How could the move benefit Bandcamp artists and users? 

Bandcamp saw some growth throughout the pandemic thanks to its Bandcamp Fridays scheme but this was nothing compared to the boom the video games industry witnessed. One of the most obvious areas the acquisition could potentially benefit Bandcamp, which despite being popular with indie artists and music hobbyists is still a relatively niche platform, is by introducing it to a much wider audience.

As long as Bandcamp continues to offer a better redistribution of wealth model for artists than other streaming services, which seems unlikely to change in the near future when considering Epic Games’ legal battle history with Apple, then more sources of revenue and more ways for people to listen to independent music that fairly compensates artists is not a bad thing and may actually offer hope for the future of the platform.

One user wrote online: “Seems everyone is ignoring the growth potential and business opportunities this creates for Bandcamp and its user base of artists and labels. Bandcamp now has the opportunity to build out sync rights for artists using Epic Games as the distribution platform. Epic Games featuring artists and labels from Bandcamp and potentially capturing those artists and their established fan base as new unique customers.”

In Danielle Partis’ article for Games Industry, sound designer and composer Kenny Young claims that Epic Games could help optimise Bandcamp’s user experience to bring it more in line with modern expectations – something the platform is known to have fallen behind in with its outdated and clunky interface on both desktop and mobile. As it stands, Bandcamp users are only able to purchase music on desktop, cutting out a big proportion of potential buyers who mostly use their mobile phone to discover music, via TikTok or other apps.

In the weeks following initial news of the take-over, Bandcamp is already beginning to improve its user experience. They recently introduced a queueing feature to the mobile app which allows fans to queue up albums and tracks from their collection for hours of uninterrupted listening.

“Queueing is just the latest in a series of recent app improvements designed to make Bandcamp collections more valuable, and to encourage more fans to directly support artists,” a statement from Bandcamp read. “Fans can also download albums and tracks for offline listening, plus we’ve added support for CarPlay, Android Auto, and Chromecast. We’ve also made checkout faster for the million+ Bandcamp fans with a saved credit card.”

Whether you’re for or against the takeover, or waiting to see what happens before passing judgement, Bandcamp will remain a topic of hot discussion in the coming weeks and months. Despite all the speculation surrounding the platform’s future now that it has been acquired by Epic Games, it seems people are most disappointed by the circumstances of the sale itself and what it suggests for indie platforms as a whole going forward. One Twitter user wrote: “we’re being reminded that there’s no room in the current way of the world for a modest, sustainable success that generally benefits everyone opting into it. The sane option just never stays on the table very long.”

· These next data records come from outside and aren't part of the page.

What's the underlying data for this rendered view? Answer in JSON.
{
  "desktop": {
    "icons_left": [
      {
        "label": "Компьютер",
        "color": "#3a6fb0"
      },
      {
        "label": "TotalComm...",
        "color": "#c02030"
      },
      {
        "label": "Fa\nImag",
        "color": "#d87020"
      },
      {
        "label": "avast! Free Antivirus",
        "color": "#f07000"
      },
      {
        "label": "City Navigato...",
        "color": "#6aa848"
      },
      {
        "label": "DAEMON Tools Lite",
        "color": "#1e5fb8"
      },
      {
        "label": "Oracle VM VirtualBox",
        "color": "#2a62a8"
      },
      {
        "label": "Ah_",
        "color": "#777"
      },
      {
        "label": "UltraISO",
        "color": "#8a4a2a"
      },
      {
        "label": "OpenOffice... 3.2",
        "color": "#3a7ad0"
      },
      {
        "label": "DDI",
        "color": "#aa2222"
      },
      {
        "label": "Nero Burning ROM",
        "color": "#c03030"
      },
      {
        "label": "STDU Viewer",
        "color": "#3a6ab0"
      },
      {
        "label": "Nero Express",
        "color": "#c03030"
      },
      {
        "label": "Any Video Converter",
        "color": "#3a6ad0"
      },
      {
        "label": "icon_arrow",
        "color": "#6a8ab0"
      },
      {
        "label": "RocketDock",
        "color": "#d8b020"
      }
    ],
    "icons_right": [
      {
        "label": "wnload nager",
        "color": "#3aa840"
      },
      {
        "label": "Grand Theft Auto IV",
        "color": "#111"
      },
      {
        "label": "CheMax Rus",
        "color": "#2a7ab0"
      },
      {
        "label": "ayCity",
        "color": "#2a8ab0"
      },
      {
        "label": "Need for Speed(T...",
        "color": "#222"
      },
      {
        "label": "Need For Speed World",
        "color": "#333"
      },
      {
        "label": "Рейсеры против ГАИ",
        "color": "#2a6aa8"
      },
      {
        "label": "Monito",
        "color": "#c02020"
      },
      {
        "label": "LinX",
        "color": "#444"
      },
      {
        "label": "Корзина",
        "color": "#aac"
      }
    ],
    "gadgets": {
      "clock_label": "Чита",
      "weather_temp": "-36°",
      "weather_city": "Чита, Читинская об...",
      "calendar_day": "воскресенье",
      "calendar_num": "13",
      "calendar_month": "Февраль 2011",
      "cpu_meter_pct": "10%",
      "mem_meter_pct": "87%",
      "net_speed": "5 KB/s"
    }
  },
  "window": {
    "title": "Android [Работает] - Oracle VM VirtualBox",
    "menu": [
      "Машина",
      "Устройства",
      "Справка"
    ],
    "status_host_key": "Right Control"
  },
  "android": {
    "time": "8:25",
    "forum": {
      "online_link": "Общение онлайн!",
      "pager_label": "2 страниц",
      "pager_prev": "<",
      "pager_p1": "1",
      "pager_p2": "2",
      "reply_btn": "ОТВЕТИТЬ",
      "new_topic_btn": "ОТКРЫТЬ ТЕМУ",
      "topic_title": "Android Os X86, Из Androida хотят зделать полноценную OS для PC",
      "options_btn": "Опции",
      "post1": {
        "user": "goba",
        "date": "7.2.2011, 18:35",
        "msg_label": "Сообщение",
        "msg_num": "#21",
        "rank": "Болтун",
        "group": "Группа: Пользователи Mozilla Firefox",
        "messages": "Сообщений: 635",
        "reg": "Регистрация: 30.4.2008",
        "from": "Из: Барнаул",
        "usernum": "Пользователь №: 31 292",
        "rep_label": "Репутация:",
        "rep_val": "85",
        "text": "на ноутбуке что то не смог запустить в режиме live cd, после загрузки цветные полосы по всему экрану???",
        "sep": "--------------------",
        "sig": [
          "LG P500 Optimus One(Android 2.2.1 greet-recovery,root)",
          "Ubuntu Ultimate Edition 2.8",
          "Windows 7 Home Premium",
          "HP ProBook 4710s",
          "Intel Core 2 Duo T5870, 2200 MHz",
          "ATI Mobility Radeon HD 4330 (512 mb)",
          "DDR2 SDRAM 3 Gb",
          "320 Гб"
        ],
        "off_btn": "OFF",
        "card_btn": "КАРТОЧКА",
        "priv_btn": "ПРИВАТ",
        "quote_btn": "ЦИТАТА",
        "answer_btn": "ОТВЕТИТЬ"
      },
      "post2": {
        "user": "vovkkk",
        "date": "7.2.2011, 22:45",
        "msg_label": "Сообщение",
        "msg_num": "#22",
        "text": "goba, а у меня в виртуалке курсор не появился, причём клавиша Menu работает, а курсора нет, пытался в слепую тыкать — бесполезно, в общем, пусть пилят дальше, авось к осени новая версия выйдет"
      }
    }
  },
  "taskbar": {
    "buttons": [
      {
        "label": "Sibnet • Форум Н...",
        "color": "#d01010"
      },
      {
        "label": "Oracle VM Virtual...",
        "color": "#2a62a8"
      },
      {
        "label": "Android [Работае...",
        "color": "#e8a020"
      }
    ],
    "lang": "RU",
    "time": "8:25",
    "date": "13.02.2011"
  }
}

Bandcamp has never been the perfect platform and has received criticism for a number of reasons over the years but following the pandemic appeared to be more popular than ever. The platform never claimed to be the silver bullet in shifting the power balance of the music industry in favour of independent artists, but it has been a reliable and consistent alternative that can benefit anyone who chooses to use it.

Despite the on-going debate raging on social media and blogs about the future of the platform, musicians and fans can hope that the optimistic vision laid out in both company’s press statements are respected and stood by, enabling the platform to go from strength to strength while putting artists first.

Do you think Epic Games’ takeover of Bandcamp signals the end of indie music platforms as we know it? Or could the merger create exciting new opportunities for artists and creators wishing to release music?

Join the Do Music Yourself community on Discord to have your say.

Follow DMY Artists on Bandcamp to stay up to date with all of our latest releases. Also follow Do Music Yourself on Twitter and Instagram.

You might like